In 2010, Portland had recorded daily commuter cycling increases of 225 percent from 2001. The total numbers of daily cycling commuters is almost 20,000 traveling over the four area bridges and close to 40,000 for non bridge traffic. Portland’s total population is about 600,000 people in the city center, so that means roughly 10 percent of the population uses bicycles to commute on a daily basis. Nashville could potentially face a dramatic rise in cyclist/ motorist incidents if the number of cycling commuters approaches even a quarter of the cyclists daily commuting in Portland, Oregon.

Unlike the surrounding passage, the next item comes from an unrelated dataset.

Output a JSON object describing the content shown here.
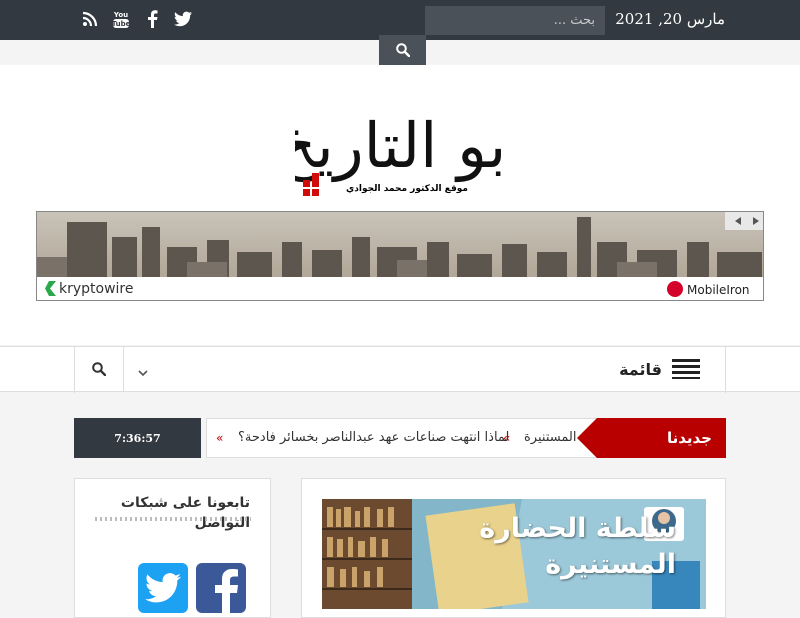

The cycling numbers are unavailable for Nashville because we have not embraced cycling as an alternate means of transport until recently.
But there may be another reason why cycling is not as popular here as in Portland.
The area of Portland is 133.4 sqare miles, with 4,375 people per square mile. But Nashville is much more spread out. Nashville covers an area of 475.1 square miles, or 1,265 people per square mile. At a density of less than one-sixth of Portland, it makes sense to drive versus cycle – unless you are willing to also train for the olympics while commuting to your job in Cool Springs from East Nashville – a 40-mile round trip.
Fortunately, Nashville’s Mayor Dean has set a goal of connecting all of the Greenways, a common strategy for municipalities to provide safe cycling away from developed highway arteries already dedicated to automobile travel.
The following Google cycling maps shows us how far Nashville has to go.
The longer distances to connect communities should not be ignored because cities like Washington D.C. have successfully connected The University of Maryland, Reston, Va and Arlington, Va. which encompasses an area almost equivalent to the greater Nashville metro area.
By Tom Cooper